Task to complete
The lines to copy are those with "JSON" in them. Pull each one from the entries below.

Items from an interface collection
● ● ● ● ●

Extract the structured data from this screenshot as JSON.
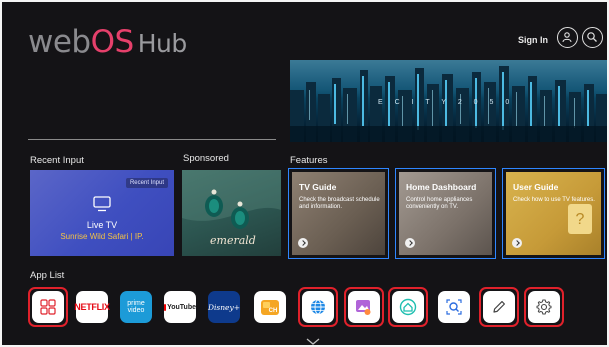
{
  "header": {
    "logo_web": "web",
    "logo_os": "OS",
    "logo_hub": "Hub",
    "sign_in": "Sign In",
    "icons": [
      "user-icon",
      "search-icon"
    ]
  },
  "banner": {
    "text": "E C I T Y   2 0 5 0"
  },
  "sections": {
    "recent_input": "Recent Input",
    "sponsored": "Sponsored",
    "features": "Features",
    "app_list": "App List"
  },
  "recent_input_card": {
    "tag": "Recent Input",
    "title": "Live TV",
    "subtitle": "Sunrise Wild Safari | IP."
  },
  "sponsored_card": {
    "brand": "emerald"
  },
  "features": [
    {
      "title": "TV Guide",
      "desc": "Check the broadcast schedule and information."
    },
    {
      "title": "Home Dashboard",
      "desc": "Control home appliances conveniently on TV."
    },
    {
      "title": "User Guide",
      "desc": "Check how to use TV features."
    }
  ],
  "apps": [
    {
      "name": "Apps",
      "icon": "grid-icon",
      "selected": true
    },
    {
      "name": "NETFLIX",
      "selected": false
    },
    {
      "name": "prime video",
      "selected": false
    },
    {
      "name": "YouTube",
      "selected": false
    },
    {
      "name": "Disney+",
      "selected": false
    },
    {
      "name": "CH",
      "selected": false
    },
    {
      "name": "Web Browser",
      "icon": "globe-icon",
      "selected": true
    },
    {
      "name": "Gallery",
      "icon": "gallery-icon",
      "selected": true
    },
    {
      "name": "Home",
      "icon": "home-icon",
      "selected": true
    },
    {
      "name": "Search",
      "icon": "search-icon",
      "selected": false
    },
    {
      "name": "Edit",
      "icon": "pencil-icon",
      "selected": true
    },
    {
      "name": "Settings",
      "icon": "gear-icon",
      "selected": true
    }
  ],
  "colors": {
    "background": "#141316",
    "logo_accent": "#e6406b",
    "focus_blue": "#2f86ff",
    "highlight_red": "#e0212b",
    "live_tv": "#4451c0",
    "subtitle_yellow": "#f3c244"
  }
}
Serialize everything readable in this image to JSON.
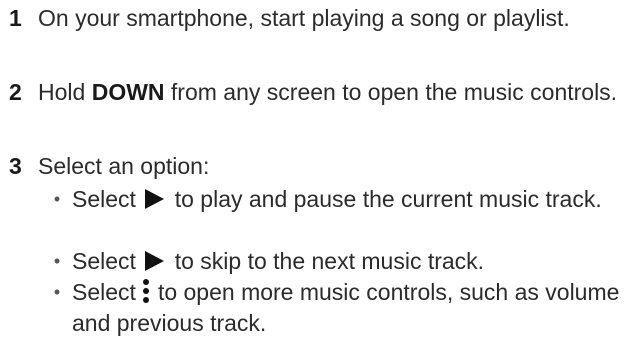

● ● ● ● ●

Final answer
Extract the structured data from this screenshot as JSON.
Serialize everything readable in this image to JSON.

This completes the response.